__Provided data__.

━━━

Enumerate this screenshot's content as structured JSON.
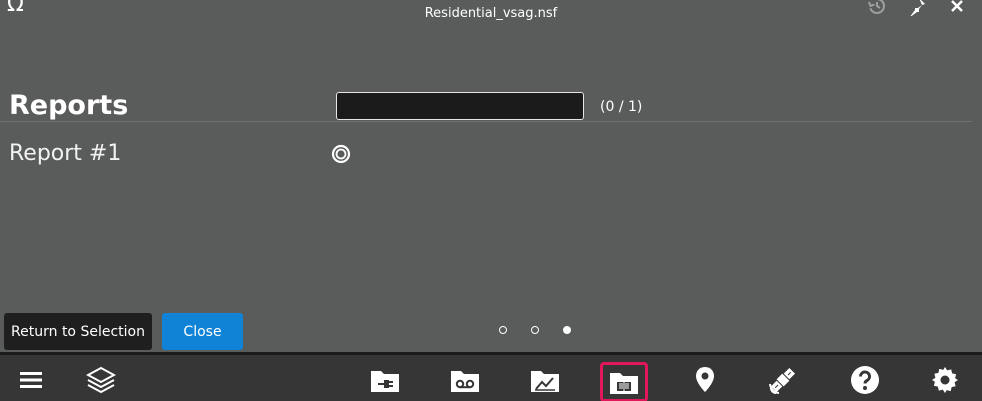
{
  "app": {
    "filename": "Residential_vsag.nsf"
  },
  "panel": {
    "title": "Reports",
    "search": {
      "value": "",
      "placeholder": ""
    },
    "count": "(0 / 1)",
    "reports": [
      {
        "label": "Report #1"
      }
    ]
  },
  "actions": {
    "return_label": "Return to Selection",
    "close_label": "Close"
  },
  "pager": {
    "pages": 3,
    "current": 3
  },
  "toolbar": {
    "items": [
      {
        "icon": "menu-icon"
      },
      {
        "icon": "layers-icon"
      },
      {
        "icon": "folder-plug-icon"
      },
      {
        "icon": "folder-voicemail-icon"
      },
      {
        "icon": "folder-chart-icon"
      },
      {
        "icon": "folder-report-icon",
        "selected": true
      },
      {
        "icon": "map-pin-icon"
      },
      {
        "icon": "satellite-icon"
      },
      {
        "icon": "help-icon"
      },
      {
        "icon": "gear-icon"
      }
    ]
  },
  "colors": {
    "background": "#5a5c5b",
    "toolbar": "#353635",
    "accent_blue": "#1183d6",
    "selection": "#e0185a"
  }
}
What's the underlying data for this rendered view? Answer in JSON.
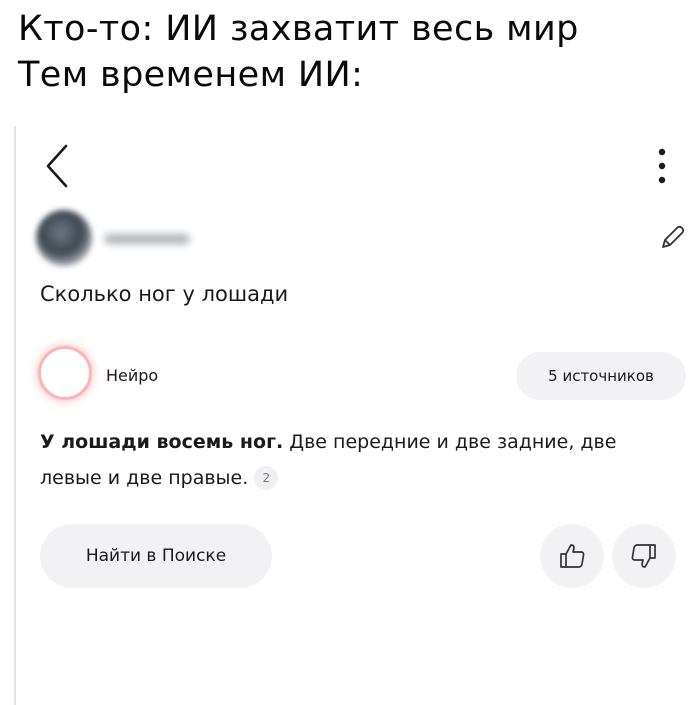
{
  "meme": {
    "line1": "Кто-то: ИИ захватит весь мир",
    "line2": "Тем временем ИИ:"
  },
  "header": {
    "back_icon": "chevron-left-icon",
    "more_icon": "vertical-dots-icon"
  },
  "user": {
    "edit_icon": "pencil-icon"
  },
  "question": "Сколько ног у лошади",
  "assistant": {
    "name": "Нейро",
    "sources_label": "5 источников"
  },
  "answer": {
    "bold": "У лошади восемь ног.",
    "rest": "Две передние и две задние, две левые и две правые.",
    "ref": "2"
  },
  "actions": {
    "search_label": "Найти в Поиске",
    "like_icon": "thumbs-up-icon",
    "dislike_icon": "thumbs-down-icon"
  }
}
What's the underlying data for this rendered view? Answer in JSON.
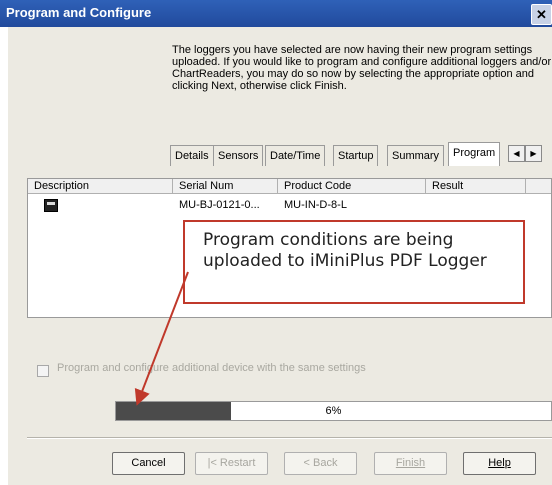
{
  "window": {
    "title": "Program and Configure",
    "close_label": "✕"
  },
  "intro_text": "The loggers you have selected are now having their new program settings uploaded. If you would like to program and configure additional loggers and/or ChartReaders, you may do so now by selecting the appropriate option and clicking Next, otherwise click Finish.",
  "tabs": [
    "Details",
    "Sensors",
    "Date/Time",
    "Startup",
    "Summary",
    "Program"
  ],
  "active_tab": "Program",
  "tab_scroll": {
    "left": "◀",
    "right": "▶"
  },
  "table": {
    "columns": [
      "Description",
      "Serial Num",
      "Product Code",
      "Result"
    ],
    "rows": [
      {
        "description_icon": "logger-device-icon",
        "serial": "MU-BJ-0121-0...",
        "product_code": "MU-IN-D-8-L",
        "result": ""
      }
    ]
  },
  "callout_text": "Program conditions are being uploaded to iMiniPlus PDF Logger",
  "checkbox": {
    "label": "Program and configure additional device with the same settings",
    "checked": false,
    "enabled": false
  },
  "progress": {
    "value": 0.06,
    "label": "6%"
  },
  "buttons": {
    "cancel": "Cancel",
    "restart": "|< Restart",
    "back": "< Back",
    "finish": "Finish",
    "help": "Help"
  },
  "colors": {
    "title_bar": "#2556ad",
    "callout_border": "#c0392b",
    "progress_fill": "#4b4b4b"
  }
}
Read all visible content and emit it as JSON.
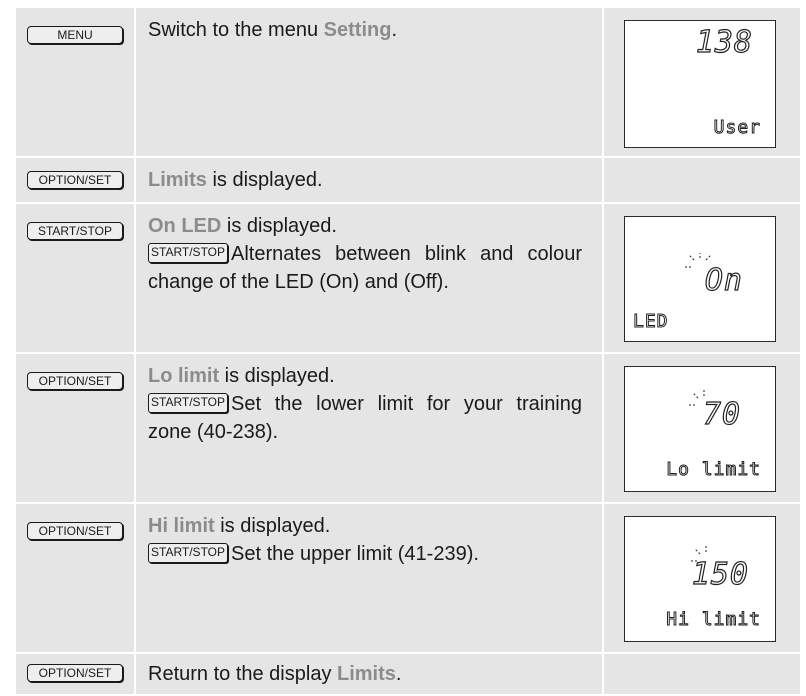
{
  "buttons": {
    "menu": "MENU",
    "option_set": "OPTION/SET",
    "start_stop": "START/STOP"
  },
  "rows": [
    {
      "key": "MENU",
      "pre": "Switch to the menu ",
      "highlight": "Setting",
      "post": ".",
      "display": {
        "digits": "138",
        "label": "User"
      }
    },
    {
      "key": "OPTION/SET",
      "highlight": "Limits",
      "post": " is displayed."
    },
    {
      "key": "START/STOP",
      "highlight": "On LED",
      "post": " is displayed.",
      "sub_key": "START/STOP",
      "sub_text": "Alternates between blink and colour change of the LED (On) and (Off).",
      "display": {
        "digits": "On",
        "label": "LED"
      }
    },
    {
      "key": "OPTION/SET",
      "highlight": "Lo limit",
      "post": " is displayed.",
      "sub_key": "START/STOP",
      "sub_text": "Set the lower limit for your training zone (40-238).",
      "display": {
        "digits": "70",
        "label": "Lo limit"
      }
    },
    {
      "key": "OPTION/SET",
      "highlight": "Hi limit",
      "post": " is displayed.",
      "sub_key": "START/STOP",
      "sub_text": "Set the upper limit (41-239).",
      "display": {
        "digits": "150",
        "label": "Hi limit"
      }
    },
    {
      "key": "OPTION/SET",
      "pre": "Return to the display ",
      "highlight": "Limits",
      "post": "."
    }
  ]
}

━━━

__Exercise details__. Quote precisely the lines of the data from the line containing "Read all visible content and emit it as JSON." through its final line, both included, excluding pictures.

__Response below__.
Read all visible content and emit it as JSON.
{
  "buttons": {
    "menu": "MENU",
    "option_set": "OPTION/SET",
    "start_stop": "START/STOP"
  },
  "rows": [
    {
      "key": "MENU",
      "pre": "Switch to the menu ",
      "highlight": "Setting",
      "post": ".",
      "display": {
        "digits": "138",
        "label": "User"
      }
    },
    {
      "key": "OPTION/SET",
      "highlight": "Limits",
      "post": " is displayed."
    },
    {
      "key": "START/STOP",
      "highlight": "On LED",
      "post": " is displayed.",
      "sub_key": "START/STOP",
      "sub_text": "Alternates between blink and colour change of the LED (On) and (Off).",
      "display": {
        "digits": "On",
        "label": "LED"
      }
    },
    {
      "key": "OPTION/SET",
      "highlight": "Lo limit",
      "post": " is displayed.",
      "sub_key": "START/STOP",
      "sub_text": "Set the lower limit for your training zone (40-238).",
      "display": {
        "digits": "70",
        "label": "Lo limit"
      }
    },
    {
      "key": "OPTION/SET",
      "highlight": "Hi limit",
      "post": " is displayed.",
      "sub_key": "START/STOP",
      "sub_text": "Set the upper limit (41-239).",
      "display": {
        "digits": "150",
        "label": "Hi limit"
      }
    },
    {
      "key": "OPTION/SET",
      "pre": "Return to the display ",
      "highlight": "Limits",
      "post": "."
    }
  ]
}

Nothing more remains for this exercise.